My right hon. Friend had to strike a balance between over-stimulus and the need to assist firms with their redundancy problems, with the problems of clearing unsold stocks and with maintaining, and even increasing, the scale of their operations. I noted as a result of various representations that I received from some of my hon. Friends that much of that assistance was necessary as a result of the Conservative Government's policies of dispersal and redevelopment in development areas. Problems arose in the assisted areas, especially Wales, the South-West and the North-West.

I now turn to the industrial strategy, to which much reference has been made. Any Budget and any economic policy that is founded upon an industrial resurgence rightly demands some considerable increase in assistance to industry to enable it to plan over the long term. We have provided a range of such assistance to industry from which it should be able to take considerable advantage.
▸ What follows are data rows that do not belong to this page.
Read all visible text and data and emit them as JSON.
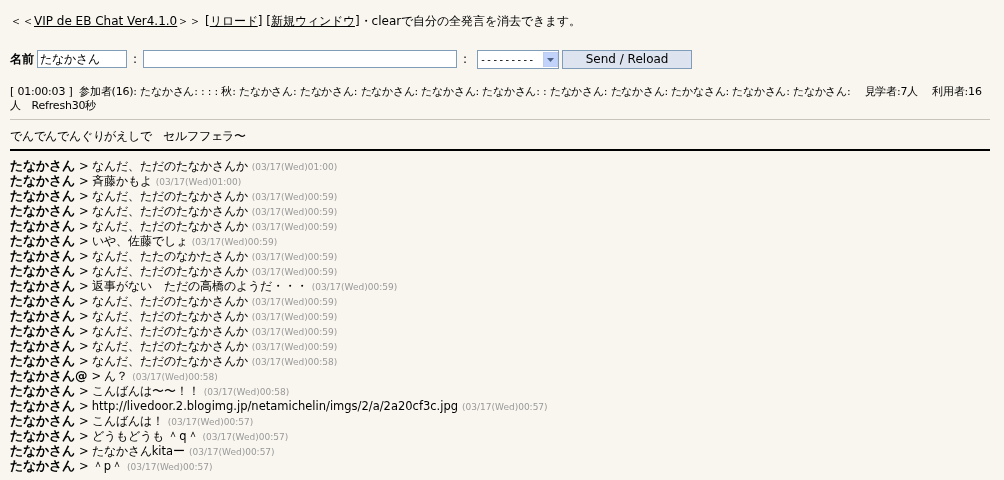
{
  "header": {
    "parts": [
      {
        "kind": "text",
        "text": "＜＜"
      },
      {
        "kind": "link",
        "text": "VIP de EB Chat Ver4.1.0"
      },
      {
        "kind": "text",
        "text": "＞＞ ["
      },
      {
        "kind": "link",
        "text": "リロード"
      },
      {
        "kind": "text",
        "text": "] ["
      },
      {
        "kind": "link",
        "text": "新規ウィンドウ"
      },
      {
        "kind": "text",
        "text": "]・clearで自分の全発言を消去できます。"
      }
    ]
  },
  "form": {
    "name_label": "名前",
    "name_value": "たなかさん",
    "separator_1": ":",
    "separator_2": ":",
    "select_value": "---------",
    "button": "Send / Reload"
  },
  "status": "[ 01:00:03 ]  参加者(16): たなかさん: : : : 秋: たなかさん: たなかさん: たなかさん: たなかさん: たなかさん: : たなかさん: たなかさん: たかなさん: たなかさん: たなかさん:　 見学者:7人　 利用者:16人　Refresh30秒",
  "topic": "でんでんでんぐりがえしで　セルフフェラ〜",
  "messages": [
    {
      "name": "たなかさん",
      "separator": ">",
      "text": "なんだ、ただのたなかさんか",
      "time": "(03/17(Wed)01:00)"
    },
    {
      "name": "たなかさん",
      "separator": ">",
      "text": "斉藤かもよ",
      "time": "(03/17(Wed)01:00)"
    },
    {
      "name": "たなかさん",
      "separator": ">",
      "text": "なんだ、ただのたなかさんか",
      "time": "(03/17(Wed)00:59)"
    },
    {
      "name": "たなかさん",
      "separator": ">",
      "text": "なんだ、ただのたなかさんか",
      "time": "(03/17(Wed)00:59)"
    },
    {
      "name": "たなかさん",
      "separator": ">",
      "text": "なんだ、ただのたなかさんか",
      "time": "(03/17(Wed)00:59)"
    },
    {
      "name": "たなかさん",
      "separator": ">",
      "text": "いや、佐藤でしょ",
      "time": "(03/17(Wed)00:59)"
    },
    {
      "name": "たなかさん",
      "separator": ">",
      "text": "なんだ、たたのなかたさんか",
      "time": "(03/17(Wed)00:59)"
    },
    {
      "name": "たなかさん",
      "separator": ">",
      "text": "なんだ、ただのたなかさんか",
      "time": "(03/17(Wed)00:59)"
    },
    {
      "name": "たなかさん",
      "separator": ">",
      "text": "返事がない　ただの高橋のようだ・・・",
      "time": "(03/17(Wed)00:59)"
    },
    {
      "name": "たなかさん",
      "separator": ">",
      "text": "なんだ、ただのたなかさんか",
      "time": "(03/17(Wed)00:59)"
    },
    {
      "name": "たなかさん",
      "separator": ">",
      "text": "なんだ、ただのたなかさんか",
      "time": "(03/17(Wed)00:59)"
    },
    {
      "name": "たなかさん",
      "separator": ">",
      "text": "なんだ、ただのたなかさんか",
      "time": "(03/17(Wed)00:59)"
    },
    {
      "name": "たなかさん",
      "separator": ">",
      "text": "なんだ、ただのたなかさんか",
      "time": "(03/17(Wed)00:59)"
    },
    {
      "name": "たなかさん",
      "separator": ">",
      "text": "なんだ、ただのたなかさんか",
      "time": "(03/17(Wed)00:58)"
    },
    {
      "name": "たなかさん@",
      "separator": ">",
      "text": "ん？",
      "time": "(03/17(Wed)00:58)"
    },
    {
      "name": "たなかさん",
      "separator": ">",
      "text": "こんばんは〜〜！！",
      "time": "(03/17(Wed)00:58)"
    },
    {
      "name": "たなかさん",
      "separator": ">",
      "text": "http://livedoor.2.blogimg.jp/netamichelin/imgs/2/a/2a20cf3c.jpg",
      "time": "(03/17(Wed)00:57)"
    },
    {
      "name": "たなかさん",
      "separator": ">",
      "text": "こんばんは！",
      "time": "(03/17(Wed)00:57)"
    },
    {
      "name": "たなかさん",
      "separator": ">",
      "text": "どうもどうも ＾q＾",
      "time": "(03/17(Wed)00:57)"
    },
    {
      "name": "たなかさん",
      "separator": ">",
      "text": "たなかさんkitaー",
      "time": "(03/17(Wed)00:57)"
    },
    {
      "name": "たなかさん",
      "separator": ">",
      "text": "＾p＾",
      "time": "(03/17(Wed)00:57)"
    }
  ]
}
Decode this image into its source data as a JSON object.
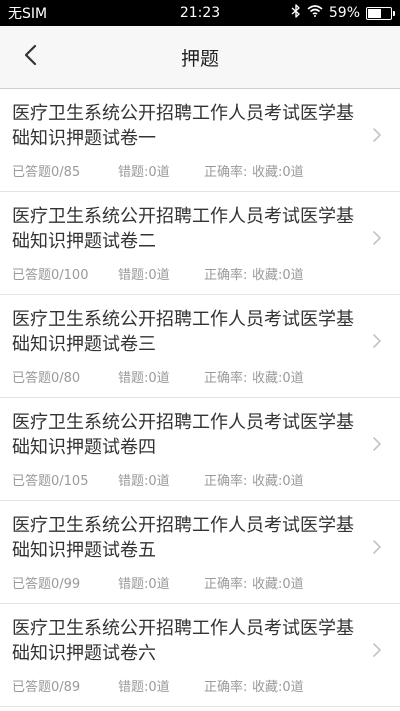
{
  "status_bar": {
    "carrier": "无SIM",
    "time": "21:23",
    "battery": "59%",
    "battery_level": 0.59,
    "icons": [
      "bluetooth-icon",
      "wifi-icon",
      "battery-icon"
    ]
  },
  "header": {
    "title": "押题",
    "back_icon": "chevron-left-icon"
  },
  "papers": [
    {
      "title": "医疗卫生系统公开招聘工作人员考试医学基础知识押题试卷一",
      "answered": "已答题0/85",
      "wrong": "错题:0道",
      "accuracy": "正确率:",
      "favorites": "收藏:0道"
    },
    {
      "title": "医疗卫生系统公开招聘工作人员考试医学基础知识押题试卷二",
      "answered": "已答题0/100",
      "wrong": "错题:0道",
      "accuracy": "正确率:",
      "favorites": "收藏:0道"
    },
    {
      "title": "医疗卫生系统公开招聘工作人员考试医学基础知识押题试卷三",
      "answered": "已答题0/80",
      "wrong": "错题:0道",
      "accuracy": "正确率:",
      "favorites": "收藏:0道"
    },
    {
      "title": "医疗卫生系统公开招聘工作人员考试医学基础知识押题试卷四",
      "answered": "已答题0/105",
      "wrong": "错题:0道",
      "accuracy": "正确率:",
      "favorites": "收藏:0道"
    },
    {
      "title": "医疗卫生系统公开招聘工作人员考试医学基础知识押题试卷五",
      "answered": "已答题0/99",
      "wrong": "错题:0道",
      "accuracy": "正确率:",
      "favorites": "收藏:0道"
    },
    {
      "title": "医疗卫生系统公开招聘工作人员考试医学基础知识押题试卷六",
      "answered": "已答题0/89",
      "wrong": "错题:0道",
      "accuracy": "正确率:",
      "favorites": "收藏:0道"
    }
  ],
  "colors": {
    "status_bar_bg": "#000000",
    "header_bg": "#f7f7f7",
    "title_text": "#333333",
    "meta_text": "#9a9a9a",
    "divider": "#e3e3e3"
  }
}
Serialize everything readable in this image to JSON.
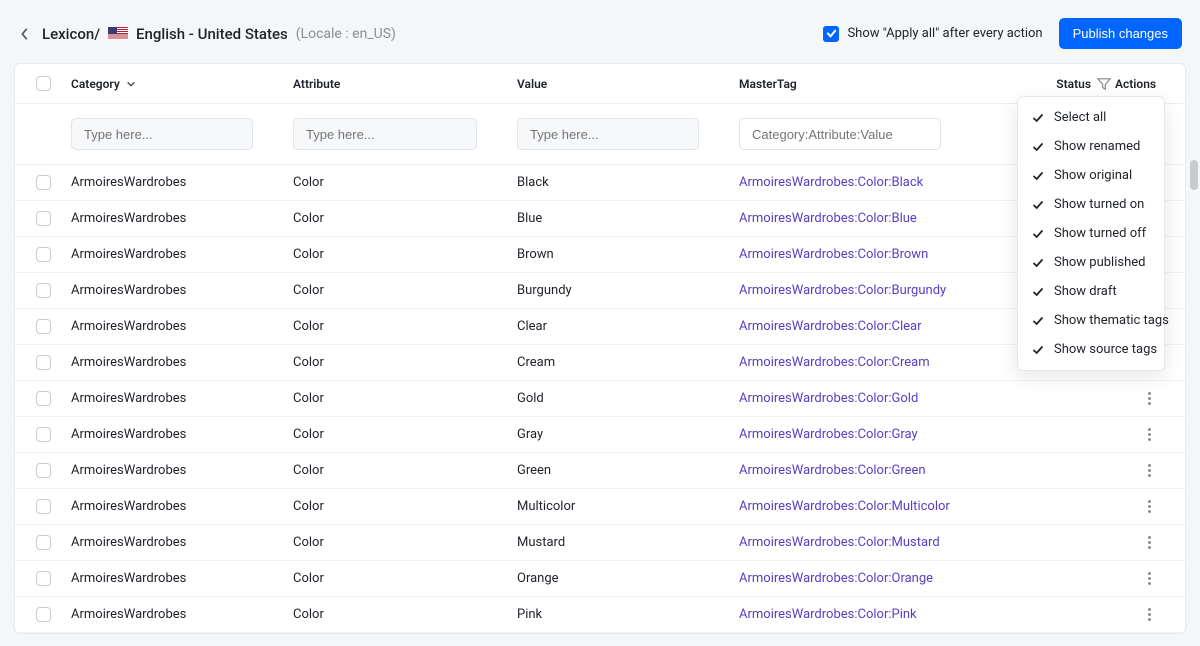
{
  "breadcrumb": {
    "root": "Lexicon/",
    "locale_label": "English - United States",
    "locale_code": "(Locale : en_US)"
  },
  "topbar": {
    "apply_all_label": "Show \"Apply all\" after every action",
    "publish_label": "Publish changes"
  },
  "columns": {
    "category": "Category",
    "attribute": "Attribute",
    "value": "Value",
    "mastertag": "MasterTag",
    "status": "Status",
    "actions": "Actions"
  },
  "filters": {
    "type_here": "Type here...",
    "master_placeholder": "Category:Attribute:Value"
  },
  "status_menu": {
    "items": [
      {
        "label": "Select all"
      },
      {
        "label": "Show renamed"
      },
      {
        "label": "Show original"
      },
      {
        "label": "Show turned on"
      },
      {
        "label": "Show turned off"
      },
      {
        "label": "Show published"
      },
      {
        "label": "Show draft"
      },
      {
        "label": "Show thematic tags"
      },
      {
        "label": "Show source tags"
      }
    ]
  },
  "rows": [
    {
      "category": "ArmoiresWardrobes",
      "attribute": "Color",
      "value": "Black",
      "mastertag": "ArmoiresWardrobes:Color:Black"
    },
    {
      "category": "ArmoiresWardrobes",
      "attribute": "Color",
      "value": "Blue",
      "mastertag": "ArmoiresWardrobes:Color:Blue"
    },
    {
      "category": "ArmoiresWardrobes",
      "attribute": "Color",
      "value": "Brown",
      "mastertag": "ArmoiresWardrobes:Color:Brown"
    },
    {
      "category": "ArmoiresWardrobes",
      "attribute": "Color",
      "value": "Burgundy",
      "mastertag": "ArmoiresWardrobes:Color:Burgundy"
    },
    {
      "category": "ArmoiresWardrobes",
      "attribute": "Color",
      "value": "Clear",
      "mastertag": "ArmoiresWardrobes:Color:Clear"
    },
    {
      "category": "ArmoiresWardrobes",
      "attribute": "Color",
      "value": "Cream",
      "mastertag": "ArmoiresWardrobes:Color:Cream"
    },
    {
      "category": "ArmoiresWardrobes",
      "attribute": "Color",
      "value": "Gold",
      "mastertag": "ArmoiresWardrobes:Color:Gold"
    },
    {
      "category": "ArmoiresWardrobes",
      "attribute": "Color",
      "value": "Gray",
      "mastertag": "ArmoiresWardrobes:Color:Gray"
    },
    {
      "category": "ArmoiresWardrobes",
      "attribute": "Color",
      "value": "Green",
      "mastertag": "ArmoiresWardrobes:Color:Green"
    },
    {
      "category": "ArmoiresWardrobes",
      "attribute": "Color",
      "value": "Multicolor",
      "mastertag": "ArmoiresWardrobes:Color:Multicolor"
    },
    {
      "category": "ArmoiresWardrobes",
      "attribute": "Color",
      "value": "Mustard",
      "mastertag": "ArmoiresWardrobes:Color:Mustard"
    },
    {
      "category": "ArmoiresWardrobes",
      "attribute": "Color",
      "value": "Orange",
      "mastertag": "ArmoiresWardrobes:Color:Orange"
    },
    {
      "category": "ArmoiresWardrobes",
      "attribute": "Color",
      "value": "Pink",
      "mastertag": "ArmoiresWardrobes:Color:Pink"
    }
  ]
}
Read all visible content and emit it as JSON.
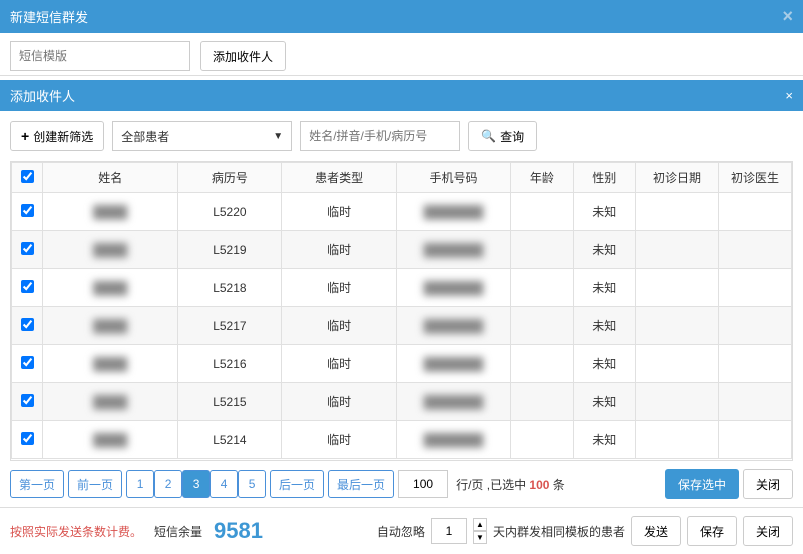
{
  "modal_title": "新建短信群发",
  "template_placeholder": "短信模版",
  "add_recipient_btn": "添加收件人",
  "sub_title": "添加收件人",
  "filter": {
    "new_filter_btn": "创建新筛选",
    "dropdown_value": "全部患者",
    "search_placeholder": "姓名/拼音/手机/病历号",
    "query_btn": "查询"
  },
  "table": {
    "headers": {
      "name": "姓名",
      "record_no": "病历号",
      "patient_type": "患者类型",
      "phone": "手机号码",
      "age": "年龄",
      "gender": "性别",
      "first_visit_date": "初诊日期",
      "first_visit_doctor": "初诊医生"
    },
    "rows": [
      {
        "checked": true,
        "name": "████",
        "record_no": "L5220",
        "patient_type": "临时",
        "phone": "███████",
        "age": "",
        "gender": "未知",
        "date": "",
        "doctor": ""
      },
      {
        "checked": true,
        "name": "████",
        "record_no": "L5219",
        "patient_type": "临时",
        "phone": "███████",
        "age": "",
        "gender": "未知",
        "date": "",
        "doctor": ""
      },
      {
        "checked": true,
        "name": "████",
        "record_no": "L5218",
        "patient_type": "临时",
        "phone": "███████",
        "age": "",
        "gender": "未知",
        "date": "",
        "doctor": ""
      },
      {
        "checked": true,
        "name": "████",
        "record_no": "L5217",
        "patient_type": "临时",
        "phone": "███████",
        "age": "",
        "gender": "未知",
        "date": "",
        "doctor": ""
      },
      {
        "checked": true,
        "name": "████",
        "record_no": "L5216",
        "patient_type": "临时",
        "phone": "███████",
        "age": "",
        "gender": "未知",
        "date": "",
        "doctor": ""
      },
      {
        "checked": true,
        "name": "████",
        "record_no": "L5215",
        "patient_type": "临时",
        "phone": "███████",
        "age": "",
        "gender": "未知",
        "date": "",
        "doctor": ""
      },
      {
        "checked": true,
        "name": "████",
        "record_no": "L5214",
        "patient_type": "临时",
        "phone": "███████",
        "age": "",
        "gender": "未知",
        "date": "",
        "doctor": ""
      }
    ]
  },
  "pagination": {
    "first": "第一页",
    "prev": "前一页",
    "pages": [
      "1",
      "2",
      "3",
      "4",
      "5"
    ],
    "active_page": "3",
    "next": "后一页",
    "last": "最后一页",
    "rows_per_page": "100",
    "rows_label_prefix": "行/页 ,已选中 ",
    "selected_count": "100",
    "rows_label_suffix": " 条",
    "save_selected": "保存选中",
    "close": "关闭"
  },
  "footer": {
    "charge_note": "按照实际发送条数计费。",
    "balance_label": "短信余量",
    "balance": "9581",
    "auto_ignore_label": "自动忽略",
    "days": "1",
    "days_suffix": "天内群发相同模板的患者",
    "send": "发送",
    "save": "保存",
    "close": "关闭"
  }
}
For example, stock relief was introduced. It is now to be available for at least another two years. The principle of stock relief is now established. The clear understanding has been given by my right hon. Friend that there is no question of a clawback of tax relief for those firms whose stock valuations and rates of investment are maintained. There is a change in the profits deduction which is to be calculated after the deduction of capital allowances. The consequence is that relief will be concentrated more and more on the companies that are expanding and investing.

The Sandilands Committee on inflation accounting recommended that 100 per cent. capital allowances should be continued. The Chancellor has given a commitment to continue the present system of capital allowances. The small companies rate increased from £25,000 to £30,000 with marginal relief increased.